Southern’s School of Social Work is partnering with the Chattanooga Eviction Prevention Pilot Project to provide free legal assistance to those in the local community who are facing eviction. The COVID-19 pandemic has made it increasingly difficult for people to afford housing costs due to loss of work or unexpected expenses. This advisory service, funded by the 2020 CARES Act, helps individuals and families obtain financial resources to stay in their current residences or find new places to live if they have already been evicted.
In May 2020, the program reached out to the University’s School of Social Work for help with social services and case management. Graduate students Elizabeth Riley and Susan Yates began serving as case manager interns for the project.
“One of the first clients I worked with had a daughter on hospice with a prognosis of six months,” Riley said. “When they were evicted, they had to live at an extended-stay hotel. Walking through that process with her and seeing the struggles that this mother faced was an eye-opening and heartbreaking experience. These cases serve as a continual reminder of how far we have to go in reforming issues in the system. I love working for these families, and I am amazed by their tenacity, perseverance, and grit.”
In addition to providing the interns, the School of Social Work is tracking the effectiveness and experiences of the Prevention Eviction program through a research project. Professor Kristie Wilder, J.D., is working with Riley to conduct and analyze qualitative interviews with tenants, landlords, and court watchers who take notes during the cases. Goals include a better understanding of the barriers to gaining housing security and the difference it makes when someone has both an attorney and a social worker on the case. Ultimately, Wilder and team will make policy recommendations for better housing both locally and statewide.
“The program is a tangible way for Southern to spread the Gospel in the community and live out our values,” Wilder said. “This is changing the court experience for people and allowing for their voices to be heard.
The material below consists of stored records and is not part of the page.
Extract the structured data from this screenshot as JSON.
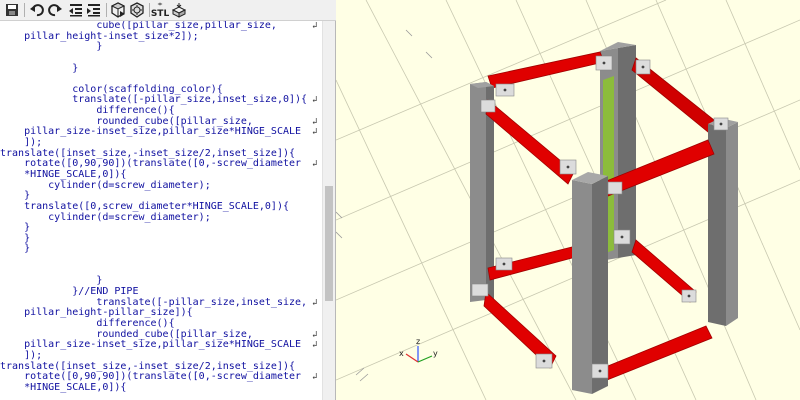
{
  "toolbar": {
    "icons": [
      "save-icon",
      "undo-icon",
      "redo-icon",
      "unindent-icon",
      "indent-icon",
      "preview-icon",
      "render-icon",
      "export-stl-icon",
      "send-to-print-icon"
    ],
    "stl_label": "STL"
  },
  "editor": {
    "lines": [
      {
        "text": "                cube([pillar_size,pillar_size,",
        "wrap": true
      },
      {
        "text": "    pillar_height-inset_size*2]);",
        "wrap": false
      },
      {
        "text": "                }",
        "wrap": false
      },
      {
        "text": "",
        "wrap": false
      },
      {
        "text": "            }",
        "wrap": false
      },
      {
        "text": "",
        "wrap": false
      },
      {
        "text": "            color(scaffolding_color){",
        "wrap": false
      },
      {
        "text": "            translate([-pillar_size,inset_size,0]){",
        "wrap": true
      },
      {
        "text": "                difference(){",
        "wrap": false
      },
      {
        "text": "                rounded_cube([pillar_size,",
        "wrap": true
      },
      {
        "text": "    pillar_size-inset_size,pillar_size*HINGE_SCALE",
        "wrap": true
      },
      {
        "text": "    ]);",
        "wrap": false
      },
      {
        "text": "translate([inset_size,-inset_size/2,inset_size]){",
        "wrap": false
      },
      {
        "text": "    rotate([0,90,90])(translate([0,-screw_diameter",
        "wrap": true
      },
      {
        "text": "    *HINGE_SCALE,0]){",
        "wrap": false
      },
      {
        "text": "        cylinder(d=screw_diameter);",
        "wrap": false
      },
      {
        "text": "    }",
        "wrap": false
      },
      {
        "text": "    translate([0,screw_diameter*HINGE_SCALE,0]){",
        "wrap": false
      },
      {
        "text": "        cylinder(d=screw_diameter);",
        "wrap": false
      },
      {
        "text": "    }",
        "wrap": false
      },
      {
        "text": "    }",
        "wrap": false
      },
      {
        "text": "    }",
        "wrap": false
      },
      {
        "text": "",
        "wrap": false
      },
      {
        "text": "",
        "wrap": false
      },
      {
        "text": "                }",
        "wrap": false
      },
      {
        "text": "            }//END PIPE",
        "wrap": false
      },
      {
        "text": "                translate([-pillar_size,inset_size,",
        "wrap": true
      },
      {
        "text": "    pillar_height-pillar_size]){",
        "wrap": false
      },
      {
        "text": "                difference(){",
        "wrap": false
      },
      {
        "text": "                rounded_cube([pillar_size,",
        "wrap": true
      },
      {
        "text": "    pillar_size-inset_size,pillar_size*HINGE_SCALE",
        "wrap": true
      },
      {
        "text": "    ]);",
        "wrap": false
      },
      {
        "text": "translate([inset_size,-inset_size/2,inset_size]){",
        "wrap": false
      },
      {
        "text": "    rotate([0,90,90])(translate([0,-screw_diameter",
        "wrap": true
      },
      {
        "text": "    *HINGE_SCALE,0]){",
        "wrap": false
      }
    ],
    "wrap_symbol": "↲"
  },
  "viewport": {
    "background": "#ffffe5",
    "model_colors": {
      "pillar": "#6e6e6e",
      "pillar_light": "#8c8c8c",
      "beam": "#e00000",
      "beam_dark": "#b00000",
      "hinge": "#dcdcdc",
      "panel": "#8cbc3c"
    },
    "axis_labels": {
      "x": "x",
      "y": "y",
      "z": "z"
    }
  }
}
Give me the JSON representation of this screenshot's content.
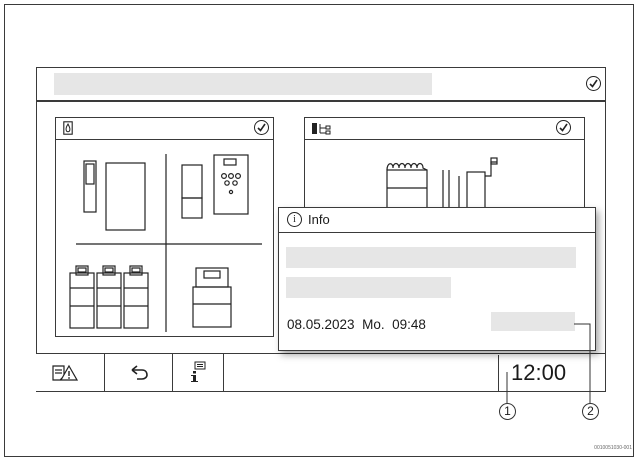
{
  "popup": {
    "title": "Info",
    "date": "08.05.2023",
    "weekday": "Mo.",
    "time": "09:48"
  },
  "status_bar": {
    "clock": "12:00"
  },
  "callouts": [
    "1",
    "2"
  ],
  "figure_ref": "0010051030-001",
  "icons": {
    "status_ok": "check-circle-icon",
    "heat_source": "flame-icon",
    "system": "system-diagram-icon",
    "warning": "document-warning-icon",
    "back": "back-arrow-icon",
    "info": "info-list-icon"
  },
  "colors": {
    "line": "#3a3a3a",
    "placeholder": "#e6e6e6"
  }
}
It is important for our University to continue building these positive relationships with the greater Chattanooga community, so that we can demonstrate how a faith-based institution cares deeply about the lives of others.”
Southern Adventist University | December 2020